▶ _What this task involves_: Where the string "Save" occurs in a line of the entries below, copy that line.
-- Data provided follows --
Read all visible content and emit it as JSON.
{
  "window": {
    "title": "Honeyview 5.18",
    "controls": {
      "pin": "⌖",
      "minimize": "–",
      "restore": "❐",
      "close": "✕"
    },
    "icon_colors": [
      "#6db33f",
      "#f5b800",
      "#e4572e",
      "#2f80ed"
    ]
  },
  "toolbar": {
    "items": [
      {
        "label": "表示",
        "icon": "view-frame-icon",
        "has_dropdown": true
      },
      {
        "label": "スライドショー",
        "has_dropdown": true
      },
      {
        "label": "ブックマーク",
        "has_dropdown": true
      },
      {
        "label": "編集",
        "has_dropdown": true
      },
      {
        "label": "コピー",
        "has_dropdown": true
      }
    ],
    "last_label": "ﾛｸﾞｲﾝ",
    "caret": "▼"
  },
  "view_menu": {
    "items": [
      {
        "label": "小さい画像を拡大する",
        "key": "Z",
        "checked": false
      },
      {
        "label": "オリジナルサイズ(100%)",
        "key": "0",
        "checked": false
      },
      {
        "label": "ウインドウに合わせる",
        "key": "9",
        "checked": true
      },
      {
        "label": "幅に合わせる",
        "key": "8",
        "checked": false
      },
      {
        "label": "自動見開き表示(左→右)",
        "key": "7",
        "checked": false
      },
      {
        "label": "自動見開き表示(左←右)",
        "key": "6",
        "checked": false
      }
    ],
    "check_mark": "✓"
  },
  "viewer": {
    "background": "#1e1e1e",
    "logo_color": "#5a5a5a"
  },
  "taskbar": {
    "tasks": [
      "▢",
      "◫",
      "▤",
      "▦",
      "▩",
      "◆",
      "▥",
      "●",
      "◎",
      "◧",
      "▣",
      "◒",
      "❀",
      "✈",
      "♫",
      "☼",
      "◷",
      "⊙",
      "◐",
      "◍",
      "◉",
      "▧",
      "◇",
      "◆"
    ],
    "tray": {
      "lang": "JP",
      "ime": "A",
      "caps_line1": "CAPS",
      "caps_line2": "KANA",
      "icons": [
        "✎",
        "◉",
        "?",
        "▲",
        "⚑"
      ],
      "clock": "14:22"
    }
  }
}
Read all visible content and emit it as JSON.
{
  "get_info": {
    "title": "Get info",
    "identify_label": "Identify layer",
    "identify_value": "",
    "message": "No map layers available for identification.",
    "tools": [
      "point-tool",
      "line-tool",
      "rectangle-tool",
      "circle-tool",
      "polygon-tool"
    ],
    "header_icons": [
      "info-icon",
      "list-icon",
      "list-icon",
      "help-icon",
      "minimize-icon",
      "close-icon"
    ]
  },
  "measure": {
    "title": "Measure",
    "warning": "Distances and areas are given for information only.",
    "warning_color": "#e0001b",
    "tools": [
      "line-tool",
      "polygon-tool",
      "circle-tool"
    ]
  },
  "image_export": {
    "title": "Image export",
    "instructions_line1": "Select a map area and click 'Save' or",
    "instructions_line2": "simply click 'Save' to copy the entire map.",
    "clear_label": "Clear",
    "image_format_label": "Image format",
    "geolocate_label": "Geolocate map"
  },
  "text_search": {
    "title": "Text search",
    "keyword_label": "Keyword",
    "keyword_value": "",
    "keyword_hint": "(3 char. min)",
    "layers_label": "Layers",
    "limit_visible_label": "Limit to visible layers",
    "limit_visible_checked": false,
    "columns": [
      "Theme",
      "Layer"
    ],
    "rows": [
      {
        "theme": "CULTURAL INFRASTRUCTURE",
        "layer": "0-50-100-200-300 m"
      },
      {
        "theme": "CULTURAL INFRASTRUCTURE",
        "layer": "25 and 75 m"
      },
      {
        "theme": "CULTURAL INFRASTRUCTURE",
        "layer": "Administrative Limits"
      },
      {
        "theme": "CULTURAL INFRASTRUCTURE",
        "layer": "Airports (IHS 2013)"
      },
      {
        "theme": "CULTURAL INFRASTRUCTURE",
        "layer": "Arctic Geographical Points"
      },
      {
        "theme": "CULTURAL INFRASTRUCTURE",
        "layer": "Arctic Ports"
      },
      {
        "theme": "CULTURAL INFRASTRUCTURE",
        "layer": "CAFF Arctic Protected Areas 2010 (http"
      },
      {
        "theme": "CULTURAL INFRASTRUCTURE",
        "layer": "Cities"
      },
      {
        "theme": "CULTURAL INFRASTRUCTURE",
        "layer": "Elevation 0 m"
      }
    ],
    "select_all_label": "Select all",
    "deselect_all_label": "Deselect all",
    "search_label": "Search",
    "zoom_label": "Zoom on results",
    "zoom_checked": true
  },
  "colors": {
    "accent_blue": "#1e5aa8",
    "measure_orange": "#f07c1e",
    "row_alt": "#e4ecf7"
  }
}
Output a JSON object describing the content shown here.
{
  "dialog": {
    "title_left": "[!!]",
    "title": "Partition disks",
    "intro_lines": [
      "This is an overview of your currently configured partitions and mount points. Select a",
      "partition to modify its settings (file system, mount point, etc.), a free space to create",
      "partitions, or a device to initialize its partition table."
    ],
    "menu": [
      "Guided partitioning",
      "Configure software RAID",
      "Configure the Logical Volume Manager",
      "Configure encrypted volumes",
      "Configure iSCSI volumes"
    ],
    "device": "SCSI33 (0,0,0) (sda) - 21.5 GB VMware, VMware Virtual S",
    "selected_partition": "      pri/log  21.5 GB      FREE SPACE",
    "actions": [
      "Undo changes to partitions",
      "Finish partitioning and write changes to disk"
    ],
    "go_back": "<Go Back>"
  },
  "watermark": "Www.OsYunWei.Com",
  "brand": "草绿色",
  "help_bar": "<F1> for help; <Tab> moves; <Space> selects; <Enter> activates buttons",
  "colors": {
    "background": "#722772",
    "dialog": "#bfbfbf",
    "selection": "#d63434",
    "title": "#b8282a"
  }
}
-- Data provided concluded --
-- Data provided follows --
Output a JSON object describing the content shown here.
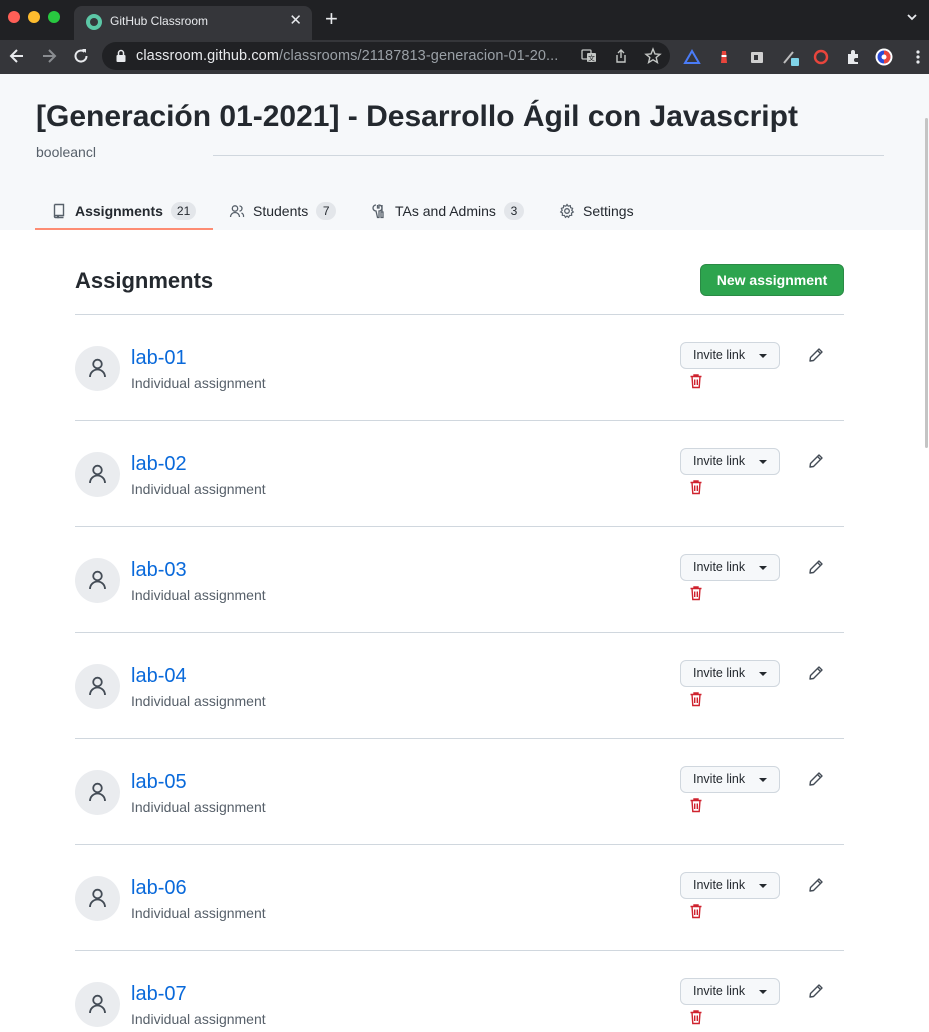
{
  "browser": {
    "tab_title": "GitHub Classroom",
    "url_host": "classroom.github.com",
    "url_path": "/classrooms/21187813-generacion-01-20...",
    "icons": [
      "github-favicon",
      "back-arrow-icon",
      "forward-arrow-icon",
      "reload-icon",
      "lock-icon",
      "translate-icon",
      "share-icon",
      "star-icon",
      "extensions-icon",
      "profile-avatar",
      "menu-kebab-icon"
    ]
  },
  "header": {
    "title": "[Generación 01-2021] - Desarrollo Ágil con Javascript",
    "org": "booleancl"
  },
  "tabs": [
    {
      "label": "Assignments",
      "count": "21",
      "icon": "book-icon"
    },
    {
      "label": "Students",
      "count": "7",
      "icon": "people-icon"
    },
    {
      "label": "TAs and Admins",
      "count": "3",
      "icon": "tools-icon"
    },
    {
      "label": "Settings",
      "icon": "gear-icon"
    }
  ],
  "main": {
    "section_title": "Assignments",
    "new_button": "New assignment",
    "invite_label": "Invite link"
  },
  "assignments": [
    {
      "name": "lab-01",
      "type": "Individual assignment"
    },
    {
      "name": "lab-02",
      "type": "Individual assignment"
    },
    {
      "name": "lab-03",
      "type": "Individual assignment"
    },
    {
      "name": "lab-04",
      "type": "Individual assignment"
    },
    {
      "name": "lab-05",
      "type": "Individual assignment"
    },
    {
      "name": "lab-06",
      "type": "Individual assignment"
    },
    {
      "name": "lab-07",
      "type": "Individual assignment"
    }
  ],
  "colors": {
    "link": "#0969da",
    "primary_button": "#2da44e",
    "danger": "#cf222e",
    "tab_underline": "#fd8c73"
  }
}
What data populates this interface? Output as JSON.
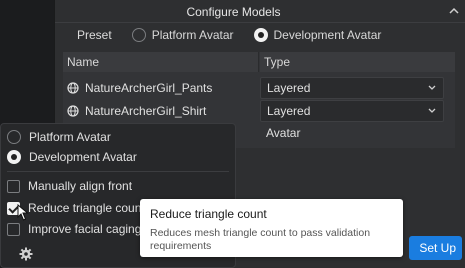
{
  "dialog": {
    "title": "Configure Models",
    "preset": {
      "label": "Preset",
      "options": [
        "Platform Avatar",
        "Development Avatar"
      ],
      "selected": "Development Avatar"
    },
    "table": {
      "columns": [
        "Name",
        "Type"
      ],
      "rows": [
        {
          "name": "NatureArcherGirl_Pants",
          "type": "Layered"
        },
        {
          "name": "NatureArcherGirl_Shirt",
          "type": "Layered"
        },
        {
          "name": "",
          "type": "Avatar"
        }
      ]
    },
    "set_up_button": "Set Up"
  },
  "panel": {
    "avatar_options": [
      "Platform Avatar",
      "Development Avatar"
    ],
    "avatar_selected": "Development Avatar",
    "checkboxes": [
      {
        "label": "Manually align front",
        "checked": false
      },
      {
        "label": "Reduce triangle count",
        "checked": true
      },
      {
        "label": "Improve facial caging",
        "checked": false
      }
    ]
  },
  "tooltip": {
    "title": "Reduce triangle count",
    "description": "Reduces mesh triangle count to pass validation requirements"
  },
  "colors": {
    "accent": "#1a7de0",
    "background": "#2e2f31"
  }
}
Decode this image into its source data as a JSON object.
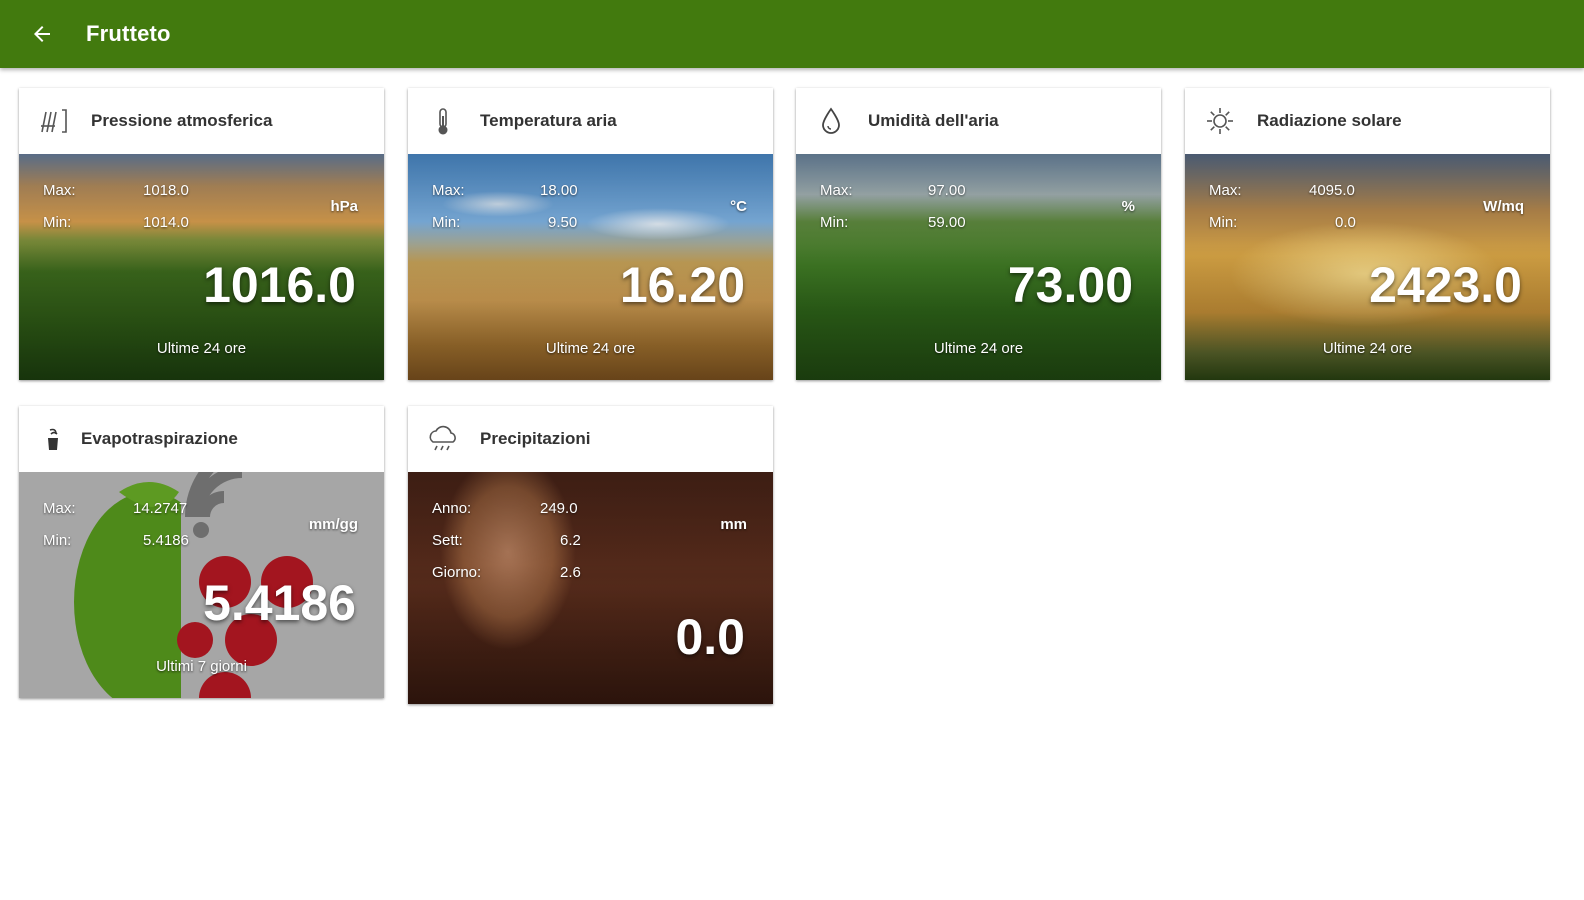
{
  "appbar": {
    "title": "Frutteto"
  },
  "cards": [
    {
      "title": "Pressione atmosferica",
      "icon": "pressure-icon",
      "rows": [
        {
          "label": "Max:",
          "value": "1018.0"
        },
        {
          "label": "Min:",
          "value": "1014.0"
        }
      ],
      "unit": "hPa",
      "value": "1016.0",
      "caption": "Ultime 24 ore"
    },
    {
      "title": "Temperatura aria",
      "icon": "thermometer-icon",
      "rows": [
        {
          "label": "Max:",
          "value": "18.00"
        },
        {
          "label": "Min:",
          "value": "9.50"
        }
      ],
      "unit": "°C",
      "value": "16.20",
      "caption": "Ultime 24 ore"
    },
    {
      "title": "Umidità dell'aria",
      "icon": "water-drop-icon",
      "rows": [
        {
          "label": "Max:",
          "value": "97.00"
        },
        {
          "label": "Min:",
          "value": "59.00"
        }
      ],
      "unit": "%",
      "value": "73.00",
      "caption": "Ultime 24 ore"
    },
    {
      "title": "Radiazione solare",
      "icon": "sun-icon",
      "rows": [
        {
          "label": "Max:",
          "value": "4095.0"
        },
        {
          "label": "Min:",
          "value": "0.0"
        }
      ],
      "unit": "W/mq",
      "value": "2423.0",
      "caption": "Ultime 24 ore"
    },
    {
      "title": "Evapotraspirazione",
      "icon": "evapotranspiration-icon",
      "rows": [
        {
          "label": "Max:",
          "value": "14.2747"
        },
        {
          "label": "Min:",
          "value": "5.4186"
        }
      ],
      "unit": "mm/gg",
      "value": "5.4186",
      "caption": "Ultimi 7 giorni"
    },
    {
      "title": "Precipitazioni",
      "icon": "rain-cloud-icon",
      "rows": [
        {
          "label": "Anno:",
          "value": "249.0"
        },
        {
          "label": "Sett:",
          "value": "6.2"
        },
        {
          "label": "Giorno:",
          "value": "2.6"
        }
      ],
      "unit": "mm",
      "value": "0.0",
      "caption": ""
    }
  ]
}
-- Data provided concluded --
▶ _Response to this exercise_:
    "instructions_line1": "Select a map area and click 'Save' or",
    "instructions_line2": "simply click 'Save' to copy the entire map.",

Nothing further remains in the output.